Excerpts from an interface dataset
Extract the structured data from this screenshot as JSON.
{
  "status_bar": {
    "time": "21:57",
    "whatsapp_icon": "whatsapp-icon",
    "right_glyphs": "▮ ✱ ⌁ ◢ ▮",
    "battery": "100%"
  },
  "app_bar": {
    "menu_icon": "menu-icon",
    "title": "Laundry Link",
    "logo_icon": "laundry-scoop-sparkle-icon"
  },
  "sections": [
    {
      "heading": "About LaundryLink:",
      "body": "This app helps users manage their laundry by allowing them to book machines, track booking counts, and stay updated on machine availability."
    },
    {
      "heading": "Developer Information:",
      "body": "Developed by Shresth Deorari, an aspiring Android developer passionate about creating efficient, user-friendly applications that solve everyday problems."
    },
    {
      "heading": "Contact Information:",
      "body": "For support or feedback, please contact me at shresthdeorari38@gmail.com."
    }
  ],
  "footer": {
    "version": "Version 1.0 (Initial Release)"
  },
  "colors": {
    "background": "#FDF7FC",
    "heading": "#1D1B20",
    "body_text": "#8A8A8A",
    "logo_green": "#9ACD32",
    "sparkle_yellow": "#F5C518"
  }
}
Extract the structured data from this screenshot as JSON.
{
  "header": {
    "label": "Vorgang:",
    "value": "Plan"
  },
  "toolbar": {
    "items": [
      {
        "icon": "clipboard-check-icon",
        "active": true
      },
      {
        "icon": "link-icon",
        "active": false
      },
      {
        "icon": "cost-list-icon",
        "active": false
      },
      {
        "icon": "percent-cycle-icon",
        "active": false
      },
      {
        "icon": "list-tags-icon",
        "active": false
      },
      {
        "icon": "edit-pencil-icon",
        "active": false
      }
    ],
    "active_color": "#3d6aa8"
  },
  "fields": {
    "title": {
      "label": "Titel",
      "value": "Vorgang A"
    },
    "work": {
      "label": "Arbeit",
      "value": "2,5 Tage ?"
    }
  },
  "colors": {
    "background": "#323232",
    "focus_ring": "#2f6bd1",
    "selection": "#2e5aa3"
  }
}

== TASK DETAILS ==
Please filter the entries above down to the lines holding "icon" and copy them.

== RESPONSE AREA ==
    "whatsapp_icon": "whatsapp-icon",
    "menu_icon": "menu-icon",
    "logo_icon": "laundry-scoop-sparkle-icon"
        "icon": "clipboard-check-icon",
        "icon": "link-icon",
        "icon": "cost-list-icon",
        "icon": "percent-cycle-icon",
        "icon": "list-tags-icon",
        "icon": "edit-pencil-icon",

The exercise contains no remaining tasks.